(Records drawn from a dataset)
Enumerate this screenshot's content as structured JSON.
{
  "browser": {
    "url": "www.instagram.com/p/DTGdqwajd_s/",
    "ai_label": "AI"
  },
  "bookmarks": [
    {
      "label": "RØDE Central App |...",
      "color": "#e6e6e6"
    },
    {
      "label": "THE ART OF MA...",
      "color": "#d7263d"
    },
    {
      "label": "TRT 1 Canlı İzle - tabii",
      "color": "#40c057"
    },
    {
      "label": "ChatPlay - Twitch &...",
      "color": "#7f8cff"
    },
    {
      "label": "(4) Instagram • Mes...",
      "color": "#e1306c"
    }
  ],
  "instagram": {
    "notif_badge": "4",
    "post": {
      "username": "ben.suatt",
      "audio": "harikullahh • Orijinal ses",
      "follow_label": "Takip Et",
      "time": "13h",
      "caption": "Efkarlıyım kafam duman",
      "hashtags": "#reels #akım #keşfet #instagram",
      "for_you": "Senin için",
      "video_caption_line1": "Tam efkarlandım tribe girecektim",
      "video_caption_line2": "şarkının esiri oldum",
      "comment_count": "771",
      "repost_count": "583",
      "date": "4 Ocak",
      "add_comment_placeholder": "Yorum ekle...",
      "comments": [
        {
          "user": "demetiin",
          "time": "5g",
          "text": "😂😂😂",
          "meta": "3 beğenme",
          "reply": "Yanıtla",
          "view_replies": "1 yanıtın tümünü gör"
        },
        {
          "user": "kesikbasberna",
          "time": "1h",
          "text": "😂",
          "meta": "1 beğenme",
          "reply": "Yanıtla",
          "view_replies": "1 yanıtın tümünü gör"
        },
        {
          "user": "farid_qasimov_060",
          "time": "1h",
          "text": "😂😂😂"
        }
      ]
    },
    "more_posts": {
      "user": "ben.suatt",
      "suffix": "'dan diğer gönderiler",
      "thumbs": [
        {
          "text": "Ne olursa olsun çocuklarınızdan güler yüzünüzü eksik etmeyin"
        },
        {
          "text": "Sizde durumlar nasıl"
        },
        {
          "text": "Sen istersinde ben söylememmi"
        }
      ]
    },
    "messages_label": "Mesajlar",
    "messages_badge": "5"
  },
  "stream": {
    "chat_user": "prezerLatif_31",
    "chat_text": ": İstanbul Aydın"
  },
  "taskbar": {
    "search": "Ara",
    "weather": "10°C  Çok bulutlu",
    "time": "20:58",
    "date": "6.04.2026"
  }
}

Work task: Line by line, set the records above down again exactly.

Result for this exercise:
Enumerate this screenshot's content as structured JSON.
{
  "browser": {
    "url": "www.instagram.com/p/DTGdqwajd_s/",
    "ai_label": "AI"
  },
  "bookmarks": [
    {
      "label": "RØDE Central App |...",
      "color": "#e6e6e6"
    },
    {
      "label": "THE ART OF MA...",
      "color": "#d7263d"
    },
    {
      "label": "TRT 1 Canlı İzle - tabii",
      "color": "#40c057"
    },
    {
      "label": "ChatPlay - Twitch &...",
      "color": "#7f8cff"
    },
    {
      "label": "(4) Instagram • Mes...",
      "color": "#e1306c"
    }
  ],
  "instagram": {
    "notif_badge": "4",
    "post": {
      "username": "ben.suatt",
      "audio": "harikullahh • Orijinal ses",
      "follow_label": "Takip Et",
      "time": "13h",
      "caption": "Efkarlıyım kafam duman",
      "hashtags": "#reels #akım #keşfet #instagram",
      "for_you": "Senin için",
      "video_caption_line1": "Tam efkarlandım tribe girecektim",
      "video_caption_line2": "şarkının esiri oldum",
      "comment_count": "771",
      "repost_count": "583",
      "date": "4 Ocak",
      "add_comment_placeholder": "Yorum ekle...",
      "comments": [
        {
          "user": "demetiin",
          "time": "5g",
          "text": "😂😂😂",
          "meta": "3 beğenme",
          "reply": "Yanıtla",
          "view_replies": "1 yanıtın tümünü gör"
        },
        {
          "user": "kesikbasberna",
          "time": "1h",
          "text": "😂",
          "meta": "1 beğenme",
          "reply": "Yanıtla",
          "view_replies": "1 yanıtın tümünü gör"
        },
        {
          "user": "farid_qasimov_060",
          "time": "1h",
          "text": "😂😂😂"
        }
      ]
    },
    "more_posts": {
      "user": "ben.suatt",
      "suffix": "'dan diğer gönderiler",
      "thumbs": [
        {
          "text": "Ne olursa olsun çocuklarınızdan güler yüzünüzü eksik etmeyin"
        },
        {
          "text": "Sizde durumlar nasıl"
        },
        {
          "text": "Sen istersinde ben söylememmi"
        }
      ]
    },
    "messages_label": "Mesajlar",
    "messages_badge": "5"
  },
  "stream": {
    "chat_user": "prezerLatif_31",
    "chat_text": ": İstanbul Aydın"
  },
  "taskbar": {
    "search": "Ara",
    "weather": "10°C  Çok bulutlu",
    "time": "20:58",
    "date": "6.04.2026"
  }
}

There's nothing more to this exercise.